Sam knew that there was something fishy about the coat and he was hoping that Tony could shed some light. He had questions, but he understood that you approach Tony Bone slowly. Sam took the time to soak up the ambience of Tony’s ‘Cafe What?’. The tables were a mismatched set of Laminex tables and not matching vinyl chairs. These were all the rage in modern cafes but in ‘Cafe What?’ case they just happened to have been there so long that they had come back into fashion. Tony didn’t put much of his hard earned ill-gotten gains into decorating, and the walls and the light fittings seemed to have been stripped out of another less reputable eating place and transplanted into Cafe What? The orange plastic light shades were an interesting contrast to the bamboo counter, and the plastic tomato shaped tomato sauce dispensers looked elegant on the Laminex tables. Flies and cigarette ends were stylishly scattered around. The cigarette ends let you know where you were. Smoking in a cafe had been against the law for more than a decade, but this cafe and its customer were above this and several other laws.
It was always dark in ‘Cafe What?’, even when all the lights were on. Somehow Tony had gotten hold of a caseload of old-school 5-watt microwave oven bulbs, and he was going to use them all.
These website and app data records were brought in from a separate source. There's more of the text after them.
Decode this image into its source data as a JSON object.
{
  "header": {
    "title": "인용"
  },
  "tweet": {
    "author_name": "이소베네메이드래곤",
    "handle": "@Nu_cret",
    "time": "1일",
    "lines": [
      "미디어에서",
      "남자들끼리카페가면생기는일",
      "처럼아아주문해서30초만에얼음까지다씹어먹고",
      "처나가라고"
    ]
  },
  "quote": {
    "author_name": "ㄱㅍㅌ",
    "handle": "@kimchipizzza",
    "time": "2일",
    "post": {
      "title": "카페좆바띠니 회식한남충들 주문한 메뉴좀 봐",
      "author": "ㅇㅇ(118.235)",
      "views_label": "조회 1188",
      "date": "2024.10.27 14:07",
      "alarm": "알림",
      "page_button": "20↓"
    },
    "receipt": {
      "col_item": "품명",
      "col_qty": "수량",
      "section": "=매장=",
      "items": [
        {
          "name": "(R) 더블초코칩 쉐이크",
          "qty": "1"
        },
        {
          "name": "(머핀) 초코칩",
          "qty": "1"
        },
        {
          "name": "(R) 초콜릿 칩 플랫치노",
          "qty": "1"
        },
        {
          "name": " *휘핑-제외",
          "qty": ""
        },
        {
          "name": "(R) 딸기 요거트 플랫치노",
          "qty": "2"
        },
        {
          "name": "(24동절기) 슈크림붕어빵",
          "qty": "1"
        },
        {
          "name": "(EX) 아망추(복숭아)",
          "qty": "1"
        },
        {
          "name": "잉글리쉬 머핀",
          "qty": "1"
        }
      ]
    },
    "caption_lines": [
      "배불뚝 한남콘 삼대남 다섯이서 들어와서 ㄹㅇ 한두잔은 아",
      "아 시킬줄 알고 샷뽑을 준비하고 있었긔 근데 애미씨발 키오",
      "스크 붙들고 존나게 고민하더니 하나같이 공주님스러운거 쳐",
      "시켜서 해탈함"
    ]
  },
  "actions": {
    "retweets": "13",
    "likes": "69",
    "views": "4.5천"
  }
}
The strange glow gave Sam an idea of how a TV dinner must feel, but without the warmth.
Cafe What?’s unusual name was a mystery to most people, and whenever some bright spark would ask Tony, he would reply with some variation of, “It’s always been called that.”
Sam had heard about twenty different versions of how the cafe got its name, but the most unlikely were probably the truth.
The sign writer who did the original shop sign back in the 1930s was deaf, and the owner of the cafe was a real prick.
He delighted in taunting people, and he saved his best material for the hapless sign writer.
The signwriter’s name was Carlo, and he worked around his disability quite well. He would insist that his clients write down exactly what they wanted to have on their sign, but the cafe owner kept changing his mind.
He would shout at the sign writer whenever he wanted changes, and laugh loudly whenever the signwriter would say “what?”
Eventually, Carlo got fed up and painted a new sign and installed it during the night.
The owner took the sign down, but the name stuck.
Eventually, a new owner went with the joke and put the sign back up, and ‘Cafe What?’ it has been ever since; complete with a question mark.
It was a good story, and Sam hoped it was true.
After leaving Tony’s establishment, Sam drove the short distance down Bell Street and turned left into Erin Street.
Sam and Erin Street had a lot of history.
Tony Bone revealed that the coat with the slit in the lining was a calling card of sorts, and it ultimately led Sam to the real killer, but that is another story and quite a long one. I know you need to get home to your family, so I’ll tell you that story some other time,” said Barry and there was a strange ‘far away’ look in his eyes.
“I do enjoy your stories, Barry,” I said, but he didn’t answer, he just smiled.
On the drive home I thought about Barry’s story and how hard Sam had worked to clear his friend, and I realised that I didn’t have a friend like that, not with those skills. I wondered if anyone would stick their neck out for me if I were in trouble? My husband of course and Barry perhaps, but only if he saw a profit in saving me.
Essentially, I’m on my own in much the same way that Daisy was when she was in the field — behind enemy lines. Both of us have people who would miss us when we are gone, but our future was and is always in our hands.
Strangely, this thought did not frighten me.
I like being the source of my survival.